The ancestral origins of this movie are vaunted by its title, which leads us from Shakespeare’s ruthless anti-heroine to Nikolai Leskov’s Lady Macbeth of the Mtensk District. This film, adapted from Leskov’s 1865 novel by Alice Birch and set, this time, in the northeast of England, is a dark and unnerving piece of work, as chilling as it is spare.
Florence Pugh is Katherine, a young Victorian woman sold into marriage. Her husband, Alexander (Paul Hilton), has no interest in her at all, and his father, Boris (Christopher Fairbank), is a brutal tyrant. Both men are often absent from home, and Katherine is alone and bored. At first she sleeps the days away; then she seeks solace in alcohol. And then she encounters Sebastian (Cosmo Jarvis), a farmhand, and they begin a passionate affair. So passionate, in fact, that it is dangerous, in a Heathcliff-Cathy kind of way; it’s surely no coincidence that these two women share a name. There is nothing Katherine won’t do to protect her illicit relationship, and no one she won’t sacrifice. Even Sebastian himself isn’t safe: “I’d rather kill you than not have you with me,” she says.
This is an extraordinary debut by director, William Oldroyd (he’s made a couple of critically acclaimed shorts in the past, but this is his first full-length film), one of stark originality. It looks like other costume dramas, but it doesn’t feel like them at all. There’s no sound track, which is oddly disconcerting, and accentuates every noise in the horribly quiet house: the cat chewing, the floorboards creaking; everything grates and enervates. Katherine’s frustration is palpable.
This isn’t an easy watch: there is violence and savagery throughout. Katherine’s response to oppression is spirited to say the least; she refuses to be confined.
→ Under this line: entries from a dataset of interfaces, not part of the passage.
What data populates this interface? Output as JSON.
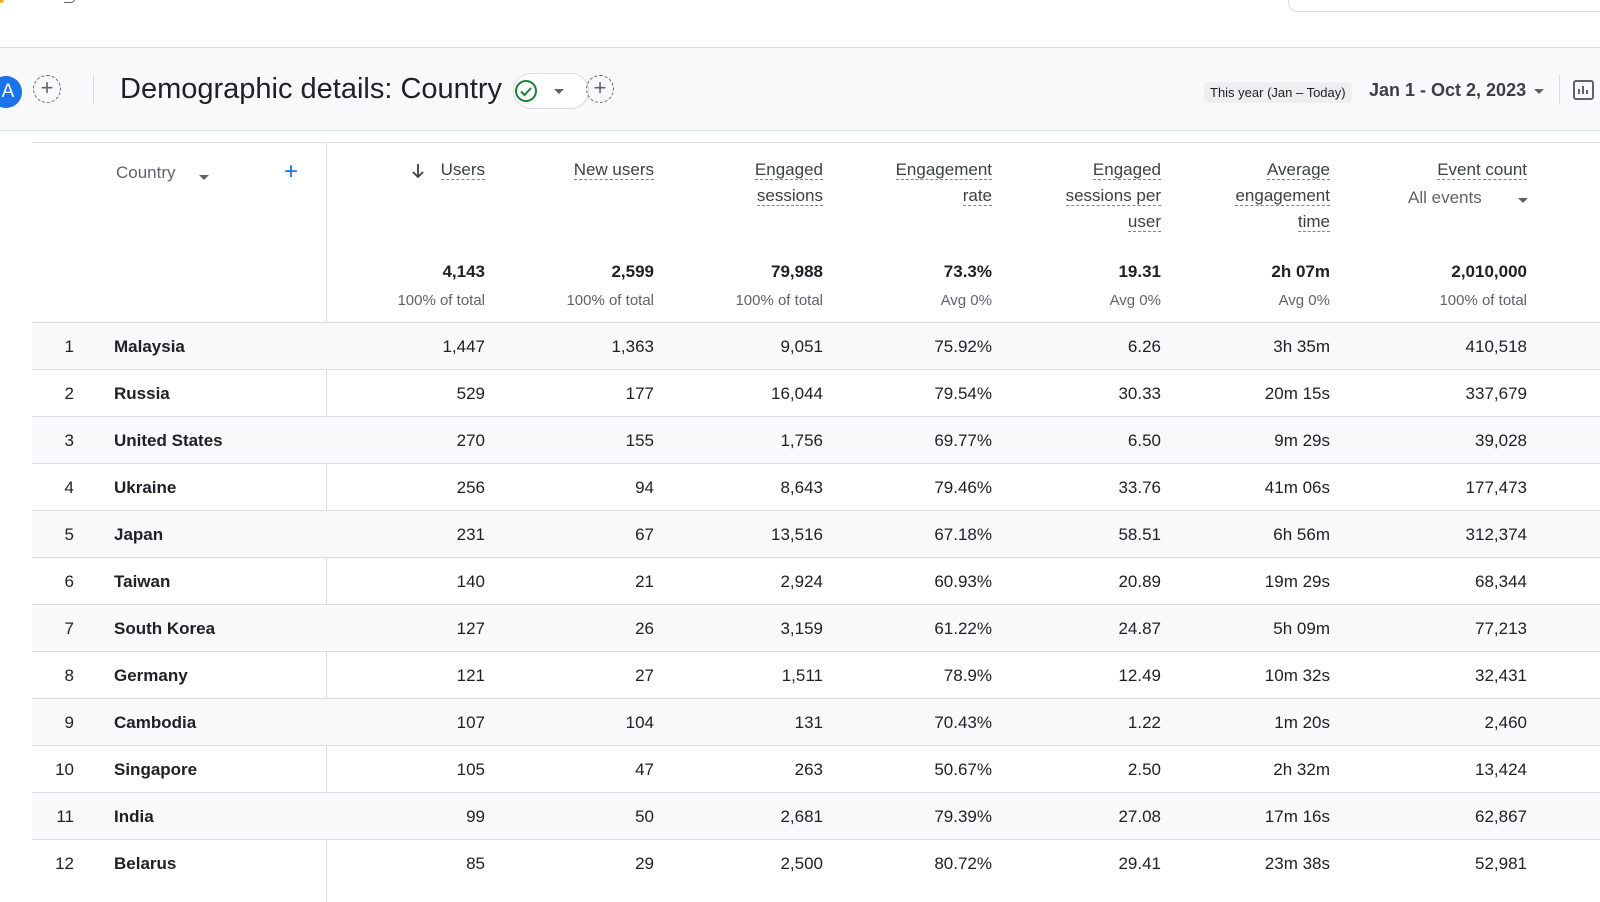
{
  "header": {
    "avatar_letter": "A",
    "title": "Demographic details: Country",
    "date_preset": "This year (Jan – Today)",
    "date_range": "Jan 1 - Oct 2, 2023"
  },
  "table": {
    "dimension_label": "Country",
    "metric_columns": [
      {
        "label_lines": [
          "Users"
        ],
        "sorted": true,
        "total": "4,143",
        "sub": "100% of total"
      },
      {
        "label_lines": [
          "New users"
        ],
        "total": "2,599",
        "sub": "100% of total"
      },
      {
        "label_lines": [
          "Engaged",
          "sessions"
        ],
        "total": "79,988",
        "sub": "100% of total"
      },
      {
        "label_lines": [
          "Engagement",
          "rate"
        ],
        "total": "73.3%",
        "sub": "Avg 0%"
      },
      {
        "label_lines": [
          "Engaged",
          "sessions per",
          "user"
        ],
        "total": "19.31",
        "sub": "Avg 0%"
      },
      {
        "label_lines": [
          "Average",
          "engagement",
          "time"
        ],
        "total": "2h 07m",
        "sub": "Avg 0%"
      },
      {
        "label_lines": [
          "Event count"
        ],
        "selector": "All events",
        "total": "2,010,000",
        "sub": "100% of total"
      }
    ],
    "rows": [
      {
        "index": "1",
        "country": "Malaysia",
        "values": [
          "1,447",
          "1,363",
          "9,051",
          "75.92%",
          "6.26",
          "3h 35m",
          "410,518"
        ]
      },
      {
        "index": "2",
        "country": "Russia",
        "values": [
          "529",
          "177",
          "16,044",
          "79.54%",
          "30.33",
          "20m 15s",
          "337,679"
        ]
      },
      {
        "index": "3",
        "country": "United States",
        "values": [
          "270",
          "155",
          "1,756",
          "69.77%",
          "6.50",
          "9m 29s",
          "39,028"
        ]
      },
      {
        "index": "4",
        "country": "Ukraine",
        "values": [
          "256",
          "94",
          "8,643",
          "79.46%",
          "33.76",
          "41m 06s",
          "177,473"
        ]
      },
      {
        "index": "5",
        "country": "Japan",
        "values": [
          "231",
          "67",
          "13,516",
          "67.18%",
          "58.51",
          "6h 56m",
          "312,374"
        ]
      },
      {
        "index": "6",
        "country": "Taiwan",
        "values": [
          "140",
          "21",
          "2,924",
          "60.93%",
          "20.89",
          "19m 29s",
          "68,344"
        ]
      },
      {
        "index": "7",
        "country": "South Korea",
        "values": [
          "127",
          "26",
          "3,159",
          "61.22%",
          "24.87",
          "5h 09m",
          "77,213"
        ]
      },
      {
        "index": "8",
        "country": "Germany",
        "values": [
          "121",
          "27",
          "1,511",
          "78.9%",
          "12.49",
          "10m 32s",
          "32,431"
        ]
      },
      {
        "index": "9",
        "country": "Cambodia",
        "values": [
          "107",
          "104",
          "131",
          "70.43%",
          "1.22",
          "1m 20s",
          "2,460"
        ]
      },
      {
        "index": "10",
        "country": "Singapore",
        "values": [
          "105",
          "47",
          "263",
          "50.67%",
          "2.50",
          "2h 32m",
          "13,424"
        ]
      },
      {
        "index": "11",
        "country": "India",
        "values": [
          "99",
          "50",
          "2,681",
          "79.39%",
          "27.08",
          "17m 16s",
          "62,867"
        ]
      },
      {
        "index": "12",
        "country": "Belarus",
        "values": [
          "85",
          "29",
          "2,500",
          "80.72%",
          "29.41",
          "23m 38s",
          "52,981"
        ]
      }
    ]
  },
  "colors": {
    "accent_blue": "#1a73e8",
    "success_green": "#188038",
    "row_shade": "#f8f9fa",
    "border": "#dadce0"
  }
}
Race and class are important themes here too: mixed-race Sebastian knows he – not she – will be hanged if their crimes are discovered; black housemaid, Anna, is abused and exploited throughout. Katherine might be isolated, forced into a marriage she doesn’t want, but she has far more power and privilege than those with whom she spends her time.
Unlike her namesake, Katherine never wavers, never feels remorse. She’s powerful and subversive: loud when she’s supposed to be quiet; rebellious to the very end. Florence Pugh has an earthy vitality, and her performance is the foundation on which this remarkable film is built.